___ Records for the exercise ___

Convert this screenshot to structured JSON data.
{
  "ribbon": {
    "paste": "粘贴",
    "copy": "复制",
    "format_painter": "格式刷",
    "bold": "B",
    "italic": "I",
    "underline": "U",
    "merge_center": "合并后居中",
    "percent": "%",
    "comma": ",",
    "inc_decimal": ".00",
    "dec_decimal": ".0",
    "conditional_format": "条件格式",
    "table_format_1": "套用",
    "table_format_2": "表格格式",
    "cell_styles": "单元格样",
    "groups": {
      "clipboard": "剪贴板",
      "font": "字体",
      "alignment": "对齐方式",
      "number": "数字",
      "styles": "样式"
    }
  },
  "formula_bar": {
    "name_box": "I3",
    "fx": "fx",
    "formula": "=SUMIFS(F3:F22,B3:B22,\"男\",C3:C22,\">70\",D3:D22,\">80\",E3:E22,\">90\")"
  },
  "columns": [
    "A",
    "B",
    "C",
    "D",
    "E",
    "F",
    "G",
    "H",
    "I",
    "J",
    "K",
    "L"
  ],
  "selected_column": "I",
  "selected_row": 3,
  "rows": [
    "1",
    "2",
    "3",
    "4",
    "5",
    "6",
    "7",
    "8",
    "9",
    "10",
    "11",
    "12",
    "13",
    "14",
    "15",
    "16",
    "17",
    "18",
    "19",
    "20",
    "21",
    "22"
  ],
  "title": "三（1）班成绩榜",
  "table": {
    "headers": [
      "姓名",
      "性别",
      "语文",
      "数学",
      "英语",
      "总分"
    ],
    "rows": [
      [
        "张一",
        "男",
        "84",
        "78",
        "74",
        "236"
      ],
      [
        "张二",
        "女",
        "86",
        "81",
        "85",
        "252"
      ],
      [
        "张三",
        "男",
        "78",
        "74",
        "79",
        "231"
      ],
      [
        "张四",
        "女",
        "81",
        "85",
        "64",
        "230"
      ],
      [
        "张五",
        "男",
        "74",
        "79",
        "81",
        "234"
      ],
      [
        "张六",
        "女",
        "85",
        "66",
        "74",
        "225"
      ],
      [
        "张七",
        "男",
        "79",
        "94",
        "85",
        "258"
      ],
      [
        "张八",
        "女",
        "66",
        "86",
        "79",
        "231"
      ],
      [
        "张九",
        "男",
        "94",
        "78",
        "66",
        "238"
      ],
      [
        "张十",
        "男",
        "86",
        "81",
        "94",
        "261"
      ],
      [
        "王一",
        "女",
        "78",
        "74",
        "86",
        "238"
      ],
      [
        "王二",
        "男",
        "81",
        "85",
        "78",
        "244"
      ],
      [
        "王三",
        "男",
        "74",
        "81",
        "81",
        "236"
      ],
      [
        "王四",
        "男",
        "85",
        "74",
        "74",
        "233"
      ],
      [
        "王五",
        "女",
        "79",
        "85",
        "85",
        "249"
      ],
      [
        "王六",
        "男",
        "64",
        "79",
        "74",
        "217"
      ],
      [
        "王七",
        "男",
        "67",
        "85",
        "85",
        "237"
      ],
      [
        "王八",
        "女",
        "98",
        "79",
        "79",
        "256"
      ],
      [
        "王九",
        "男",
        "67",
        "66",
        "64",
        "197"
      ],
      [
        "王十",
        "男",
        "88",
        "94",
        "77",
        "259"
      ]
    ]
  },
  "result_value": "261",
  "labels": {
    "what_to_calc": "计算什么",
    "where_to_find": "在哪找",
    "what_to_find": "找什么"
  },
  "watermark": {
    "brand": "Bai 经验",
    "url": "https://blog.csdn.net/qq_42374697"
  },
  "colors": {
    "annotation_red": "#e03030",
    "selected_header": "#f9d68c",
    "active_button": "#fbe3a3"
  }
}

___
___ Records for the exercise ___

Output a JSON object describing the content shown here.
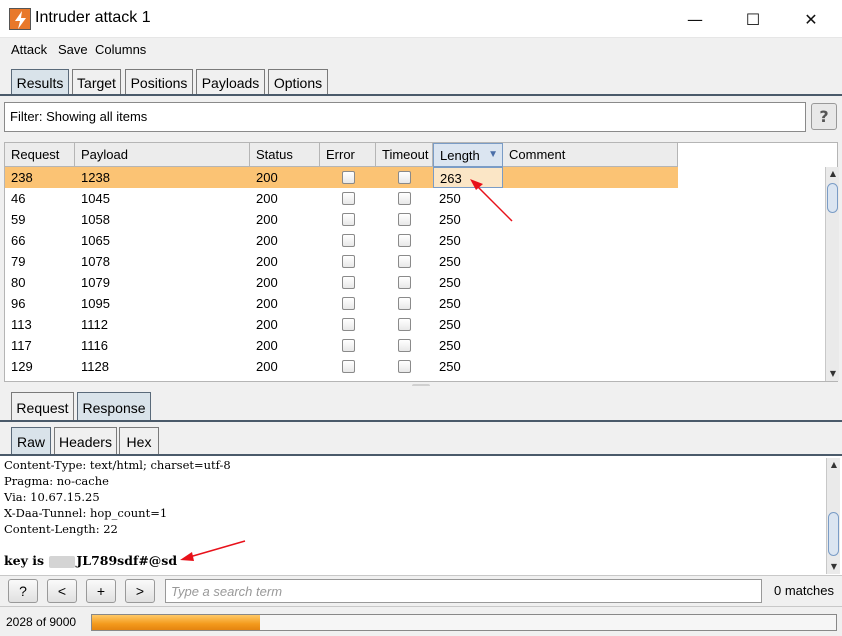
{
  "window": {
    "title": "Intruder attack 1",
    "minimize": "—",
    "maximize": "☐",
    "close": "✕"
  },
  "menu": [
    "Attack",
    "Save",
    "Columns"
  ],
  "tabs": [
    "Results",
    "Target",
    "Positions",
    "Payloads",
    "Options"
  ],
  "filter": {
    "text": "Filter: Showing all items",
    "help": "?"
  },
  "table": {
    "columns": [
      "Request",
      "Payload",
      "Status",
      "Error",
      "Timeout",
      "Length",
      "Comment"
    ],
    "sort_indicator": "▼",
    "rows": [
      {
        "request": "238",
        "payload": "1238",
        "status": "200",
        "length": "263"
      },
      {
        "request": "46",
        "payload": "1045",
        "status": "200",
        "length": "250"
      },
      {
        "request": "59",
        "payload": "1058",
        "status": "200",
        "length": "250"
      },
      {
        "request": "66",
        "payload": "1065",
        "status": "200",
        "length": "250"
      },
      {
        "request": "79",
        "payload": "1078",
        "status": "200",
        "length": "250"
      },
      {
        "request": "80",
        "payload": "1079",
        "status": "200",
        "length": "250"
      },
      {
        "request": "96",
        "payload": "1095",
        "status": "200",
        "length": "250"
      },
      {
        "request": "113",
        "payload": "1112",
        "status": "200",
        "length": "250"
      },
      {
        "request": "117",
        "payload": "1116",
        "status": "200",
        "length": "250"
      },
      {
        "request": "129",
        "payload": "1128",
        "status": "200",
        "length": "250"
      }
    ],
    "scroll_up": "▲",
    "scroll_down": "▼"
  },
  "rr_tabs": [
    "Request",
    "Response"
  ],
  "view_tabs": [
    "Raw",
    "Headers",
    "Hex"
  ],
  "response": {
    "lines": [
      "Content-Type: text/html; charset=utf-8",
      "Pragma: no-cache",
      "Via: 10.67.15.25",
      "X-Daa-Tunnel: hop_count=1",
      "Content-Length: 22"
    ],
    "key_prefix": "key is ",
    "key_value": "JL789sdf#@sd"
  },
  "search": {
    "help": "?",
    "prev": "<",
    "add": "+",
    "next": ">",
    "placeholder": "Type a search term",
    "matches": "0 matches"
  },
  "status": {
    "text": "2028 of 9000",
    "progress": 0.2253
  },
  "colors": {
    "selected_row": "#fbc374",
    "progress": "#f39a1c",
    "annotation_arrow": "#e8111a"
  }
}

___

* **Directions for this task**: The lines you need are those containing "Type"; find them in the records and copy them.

* **Response**:
      "Content-Type: text/html; charset=utf-8",
    "placeholder": "Type a search term",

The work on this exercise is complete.